Sylvius Laboratory, Department of Dermatology, Leiden University Medical Center, P.O. Box 9503, 2300 RA, Leiden, The Netherlands. email@example.com
Lipid and ultrastructural characterization of reconstructed skin models
The study aimed at evaluating tissue architecture and quality of the permeability barrier in commercially available reconstructed human skin models; EpiDerm, SkinEthic and Episkin in comparison to native tissue. For this purpose, tissue architecture was examined by electron microscopy and epidermal lipid composition was analyzed by HPTLC. Stratum corneum lipid organization was investigated by electron microscopy in combination with RuO(4) post-fixation and by SAXD. Ultrastructurally, the overall tissue architecture showed high similarities with native epidermis. In the stratum corneum extracellular space, lipid lamellae consisting of multiple alternating electron-dense and electron-lucent bands were present. This regular pattern was not seen throughout the whole stratum corneum probably due to the observed irregular lamellar body extrusion in some areas. Lipid analyses revealed the presence of all major epidermal lipid classes. Compared with native epidermis the content of polar ceramides 5 and 6 was lower, ceramide 7 was absent, and the content of free fatty acids was very low. These differences in lipid composition may account for differences observed in SAXD pattern of Episkin and EpiDerm penetration models. In the latter only the long-distance periodicity unit of about 12 nm was observed and the short periodicity unit was missing.

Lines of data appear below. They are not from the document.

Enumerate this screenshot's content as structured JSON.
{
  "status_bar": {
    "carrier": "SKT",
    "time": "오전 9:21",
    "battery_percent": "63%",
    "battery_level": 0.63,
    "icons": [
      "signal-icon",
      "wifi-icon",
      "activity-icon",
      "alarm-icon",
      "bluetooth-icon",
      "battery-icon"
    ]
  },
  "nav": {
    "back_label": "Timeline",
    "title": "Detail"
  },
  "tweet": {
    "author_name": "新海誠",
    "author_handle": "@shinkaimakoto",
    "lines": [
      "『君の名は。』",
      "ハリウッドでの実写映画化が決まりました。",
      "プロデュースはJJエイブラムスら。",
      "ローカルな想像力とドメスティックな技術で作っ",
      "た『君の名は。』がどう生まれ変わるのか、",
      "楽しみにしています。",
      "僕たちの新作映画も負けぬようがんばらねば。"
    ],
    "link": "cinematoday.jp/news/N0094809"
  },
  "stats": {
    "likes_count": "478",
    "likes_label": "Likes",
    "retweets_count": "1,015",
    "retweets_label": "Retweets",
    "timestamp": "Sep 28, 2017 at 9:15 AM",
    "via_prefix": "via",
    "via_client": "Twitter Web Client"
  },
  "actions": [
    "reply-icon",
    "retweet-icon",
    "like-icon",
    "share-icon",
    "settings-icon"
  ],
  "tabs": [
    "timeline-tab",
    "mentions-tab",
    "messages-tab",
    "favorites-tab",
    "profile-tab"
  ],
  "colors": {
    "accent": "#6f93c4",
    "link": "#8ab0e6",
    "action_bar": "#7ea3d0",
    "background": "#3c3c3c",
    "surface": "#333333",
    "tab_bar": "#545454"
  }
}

In conclusion, all three skin models provide a promising means for studying the effects of topically applied chemicals, although the observed deviations in tissue homeostasis and barrier properties need to be optimized.